October 14, 2019 @ 5:30 pm - 8:00 pmFree
Talk commences at 6pm. Book signing from 7.15pm.
About the Talk
Equal pay for equal work has been the law for half a century, but at current rates of progress the gender pay gap is unlikely to close in your lifetime. Sometimes there are legitimate reasons why women get paid less, but often not. Over the course of a career, women are losing life changing amounts of money. And even if they discover the problem, it can be almost impossible to put it right.
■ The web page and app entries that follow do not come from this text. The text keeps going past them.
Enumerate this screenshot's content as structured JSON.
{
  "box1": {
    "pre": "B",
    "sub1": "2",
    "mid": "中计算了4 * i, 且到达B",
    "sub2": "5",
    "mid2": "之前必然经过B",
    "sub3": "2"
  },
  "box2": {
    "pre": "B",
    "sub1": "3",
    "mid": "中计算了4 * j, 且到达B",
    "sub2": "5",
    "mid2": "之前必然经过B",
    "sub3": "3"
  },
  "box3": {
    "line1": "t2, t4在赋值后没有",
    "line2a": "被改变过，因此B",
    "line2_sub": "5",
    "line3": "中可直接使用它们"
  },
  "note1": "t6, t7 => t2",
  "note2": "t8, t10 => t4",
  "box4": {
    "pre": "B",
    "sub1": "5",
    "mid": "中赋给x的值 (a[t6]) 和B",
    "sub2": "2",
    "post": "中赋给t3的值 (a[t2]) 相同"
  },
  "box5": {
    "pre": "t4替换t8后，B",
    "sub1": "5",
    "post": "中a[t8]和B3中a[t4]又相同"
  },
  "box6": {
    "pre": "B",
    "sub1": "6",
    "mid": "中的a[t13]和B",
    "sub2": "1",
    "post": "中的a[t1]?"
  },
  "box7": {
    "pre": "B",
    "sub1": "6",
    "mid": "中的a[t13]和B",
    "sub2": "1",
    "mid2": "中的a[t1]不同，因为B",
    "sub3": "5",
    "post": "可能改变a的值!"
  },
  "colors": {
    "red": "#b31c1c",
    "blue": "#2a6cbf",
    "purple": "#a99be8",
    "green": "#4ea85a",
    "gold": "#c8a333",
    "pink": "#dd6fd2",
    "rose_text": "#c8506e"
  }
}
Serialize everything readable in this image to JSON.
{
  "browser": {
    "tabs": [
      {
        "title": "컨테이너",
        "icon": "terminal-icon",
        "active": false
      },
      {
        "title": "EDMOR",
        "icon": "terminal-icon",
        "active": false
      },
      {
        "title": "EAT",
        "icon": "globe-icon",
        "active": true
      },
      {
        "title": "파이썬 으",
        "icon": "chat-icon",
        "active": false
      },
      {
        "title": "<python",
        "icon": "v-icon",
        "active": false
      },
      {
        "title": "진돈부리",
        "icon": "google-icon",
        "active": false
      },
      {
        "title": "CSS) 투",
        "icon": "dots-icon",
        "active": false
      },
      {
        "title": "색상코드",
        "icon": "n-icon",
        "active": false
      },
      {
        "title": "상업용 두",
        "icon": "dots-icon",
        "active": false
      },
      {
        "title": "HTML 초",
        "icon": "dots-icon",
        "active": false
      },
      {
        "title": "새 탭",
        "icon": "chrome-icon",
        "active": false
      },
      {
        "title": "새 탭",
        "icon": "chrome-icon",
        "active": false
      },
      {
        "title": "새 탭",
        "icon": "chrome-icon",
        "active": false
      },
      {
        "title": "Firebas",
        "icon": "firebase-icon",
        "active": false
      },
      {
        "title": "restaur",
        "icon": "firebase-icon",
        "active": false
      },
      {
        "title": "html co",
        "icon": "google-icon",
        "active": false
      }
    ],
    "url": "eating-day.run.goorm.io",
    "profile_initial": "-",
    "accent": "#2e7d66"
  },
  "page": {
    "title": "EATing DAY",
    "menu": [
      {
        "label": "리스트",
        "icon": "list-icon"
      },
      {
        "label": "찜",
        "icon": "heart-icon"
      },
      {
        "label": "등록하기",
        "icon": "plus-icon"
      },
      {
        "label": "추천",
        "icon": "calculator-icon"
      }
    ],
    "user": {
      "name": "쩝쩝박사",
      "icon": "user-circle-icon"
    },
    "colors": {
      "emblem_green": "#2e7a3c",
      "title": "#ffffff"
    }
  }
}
Carrie Gracie knows this because she tried. The award-winning journalist challenged unequal pay at the BBC. After a yearlong battle and a high-profile public protest, she won her case. But by that stage she’d learned that she and her colleagues were far from alone: women everywhere told her they yearned for a level playing field at work. In Equal, she turns her reporter’s eye onto what went wrong in her own workplace. And through interviews and case studies, she maps the social and economic forces driving inequality in so many others. Equal offers women advice on how to stand up for the value of their work. But it also enlists men. Pay is about power after all, and men often have what it takes to make change for this and future generations.
About Carrie Gracie
Carrie Gracie grew up in north east Scotland and set up a restaurant before completing a degree in Philosophy, Politics and Economics at Oxford. In a BBC career spanning more than three decades, she has served as China correspondent and Beijing bureau chief as well as a presenter on the BBC News Channel and host of the weekly BBC World Service programme The Interview. She has made many documentaries for TV and radio, winning prizes including a Peabody and an Emmy, and commentating at the 2008 Beijing Olympics. In January 2018, Gracie left her post as BBC China editor in protest at unequal pay. In June 2018 she won an apology and pay parity from the BBC. She donated all her back pay to the gender equality charity, the Fawcett Society, to help low paid women facing pay discrimination. She continues to serve as a BBC News presenter and, as a member of the ‘BBC Women’ group.